Requirement: Return every line of the records that includes the string "Karnataka".
- - - - -
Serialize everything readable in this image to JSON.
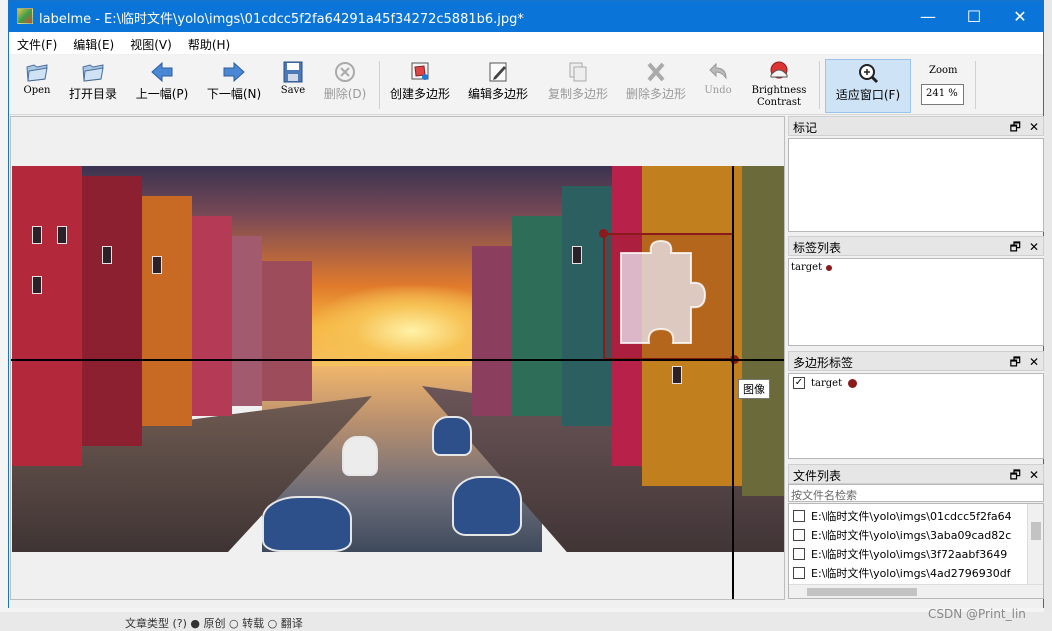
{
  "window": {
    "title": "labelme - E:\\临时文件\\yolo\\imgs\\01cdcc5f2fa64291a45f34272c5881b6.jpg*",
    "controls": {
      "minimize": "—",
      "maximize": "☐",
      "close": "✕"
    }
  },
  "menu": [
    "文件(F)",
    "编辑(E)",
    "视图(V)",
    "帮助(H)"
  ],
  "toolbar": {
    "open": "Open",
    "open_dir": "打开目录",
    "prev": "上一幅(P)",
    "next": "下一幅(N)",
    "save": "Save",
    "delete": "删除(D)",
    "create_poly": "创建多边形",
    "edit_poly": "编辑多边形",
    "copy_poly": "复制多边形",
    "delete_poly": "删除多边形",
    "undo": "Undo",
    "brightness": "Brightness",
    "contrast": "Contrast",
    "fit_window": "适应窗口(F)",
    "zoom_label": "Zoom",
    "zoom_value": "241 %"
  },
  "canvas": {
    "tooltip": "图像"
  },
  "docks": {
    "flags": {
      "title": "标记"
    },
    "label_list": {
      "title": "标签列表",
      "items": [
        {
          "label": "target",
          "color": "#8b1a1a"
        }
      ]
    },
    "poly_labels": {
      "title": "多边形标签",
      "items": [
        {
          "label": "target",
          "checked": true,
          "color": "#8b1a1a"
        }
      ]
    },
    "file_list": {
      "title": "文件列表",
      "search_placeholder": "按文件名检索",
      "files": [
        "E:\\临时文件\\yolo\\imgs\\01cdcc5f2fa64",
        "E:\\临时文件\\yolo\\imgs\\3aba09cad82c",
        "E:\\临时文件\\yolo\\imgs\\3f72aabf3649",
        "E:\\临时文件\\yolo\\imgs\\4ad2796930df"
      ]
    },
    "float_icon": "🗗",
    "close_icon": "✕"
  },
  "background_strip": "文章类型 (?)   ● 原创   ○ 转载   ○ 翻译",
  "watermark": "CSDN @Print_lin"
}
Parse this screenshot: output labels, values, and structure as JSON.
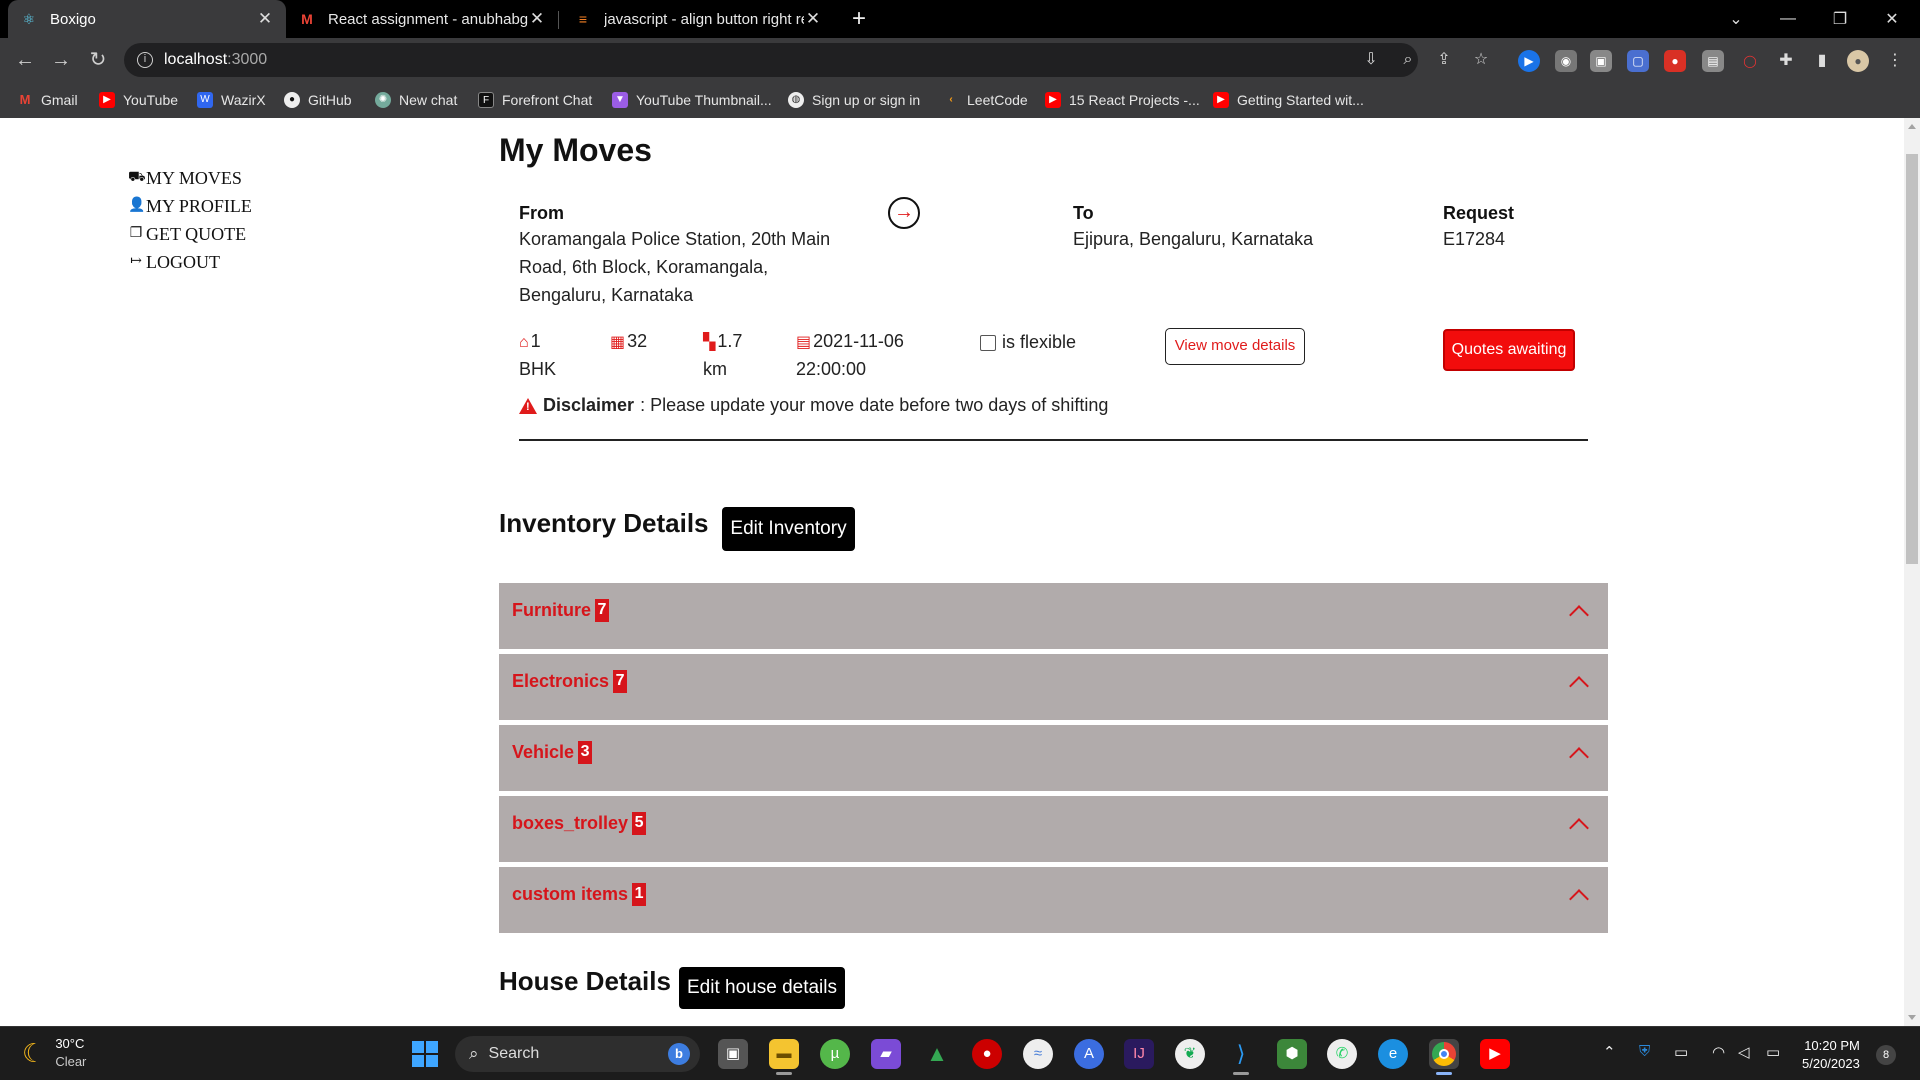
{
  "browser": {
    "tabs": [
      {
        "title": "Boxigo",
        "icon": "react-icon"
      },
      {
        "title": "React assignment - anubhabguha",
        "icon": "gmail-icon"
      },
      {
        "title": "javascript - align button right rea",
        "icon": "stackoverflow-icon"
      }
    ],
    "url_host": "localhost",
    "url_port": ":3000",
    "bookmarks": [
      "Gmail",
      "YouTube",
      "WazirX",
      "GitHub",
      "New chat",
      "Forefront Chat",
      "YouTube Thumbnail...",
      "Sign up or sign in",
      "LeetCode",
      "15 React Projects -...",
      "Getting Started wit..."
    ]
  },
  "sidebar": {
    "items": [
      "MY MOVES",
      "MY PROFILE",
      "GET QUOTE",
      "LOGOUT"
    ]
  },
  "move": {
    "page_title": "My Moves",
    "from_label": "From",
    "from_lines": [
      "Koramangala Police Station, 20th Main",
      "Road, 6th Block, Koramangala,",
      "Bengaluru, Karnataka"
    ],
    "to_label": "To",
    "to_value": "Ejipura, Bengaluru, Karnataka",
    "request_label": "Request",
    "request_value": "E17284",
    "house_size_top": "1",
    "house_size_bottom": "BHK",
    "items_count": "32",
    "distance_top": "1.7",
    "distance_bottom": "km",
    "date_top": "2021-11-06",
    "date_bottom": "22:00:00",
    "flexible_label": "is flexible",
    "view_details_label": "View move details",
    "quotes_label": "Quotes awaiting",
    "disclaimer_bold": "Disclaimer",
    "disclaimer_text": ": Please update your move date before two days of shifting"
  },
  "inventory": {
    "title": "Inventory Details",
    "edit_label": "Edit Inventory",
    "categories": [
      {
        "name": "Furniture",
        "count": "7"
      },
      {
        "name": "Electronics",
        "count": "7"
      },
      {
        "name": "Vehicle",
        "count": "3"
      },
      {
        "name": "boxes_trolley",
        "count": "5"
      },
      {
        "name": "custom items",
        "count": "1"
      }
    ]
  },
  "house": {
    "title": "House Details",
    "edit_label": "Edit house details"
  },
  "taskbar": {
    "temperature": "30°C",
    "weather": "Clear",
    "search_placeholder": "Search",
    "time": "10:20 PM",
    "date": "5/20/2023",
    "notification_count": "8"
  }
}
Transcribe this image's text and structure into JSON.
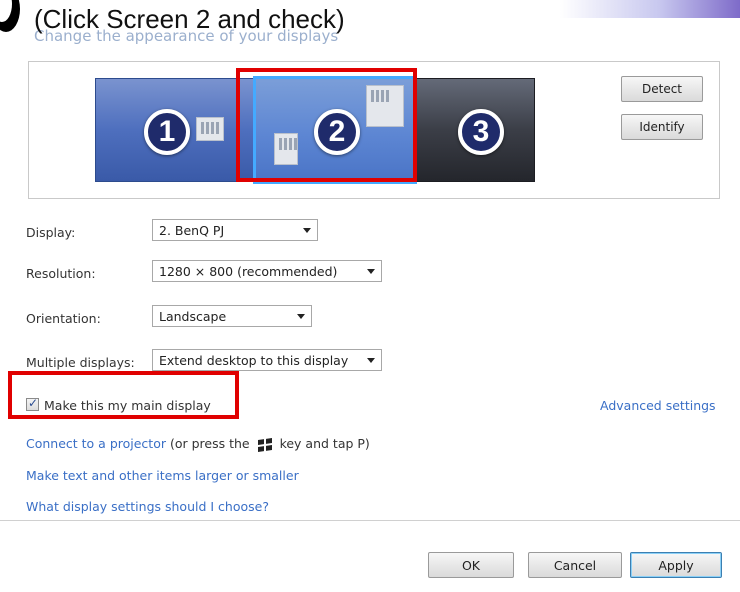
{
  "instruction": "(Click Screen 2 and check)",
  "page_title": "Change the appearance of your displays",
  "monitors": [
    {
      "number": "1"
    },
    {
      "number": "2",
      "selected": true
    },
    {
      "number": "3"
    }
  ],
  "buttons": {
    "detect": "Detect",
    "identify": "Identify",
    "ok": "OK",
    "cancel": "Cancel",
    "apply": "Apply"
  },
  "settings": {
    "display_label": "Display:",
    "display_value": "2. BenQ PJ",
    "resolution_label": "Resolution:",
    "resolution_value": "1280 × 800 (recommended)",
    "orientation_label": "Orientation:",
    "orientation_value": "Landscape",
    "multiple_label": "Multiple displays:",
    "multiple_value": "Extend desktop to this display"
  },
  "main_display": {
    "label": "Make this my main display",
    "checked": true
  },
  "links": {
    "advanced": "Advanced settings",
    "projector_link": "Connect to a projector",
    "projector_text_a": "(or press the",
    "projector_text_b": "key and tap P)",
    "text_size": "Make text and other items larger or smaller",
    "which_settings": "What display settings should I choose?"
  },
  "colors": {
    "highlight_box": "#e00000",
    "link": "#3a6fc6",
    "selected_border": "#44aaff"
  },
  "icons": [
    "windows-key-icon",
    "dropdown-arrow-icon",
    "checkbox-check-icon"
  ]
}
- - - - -
Response below:
      "Bengaluru, Karnataka"
    "to_value": "Ejipura, Bengaluru, Karnataka",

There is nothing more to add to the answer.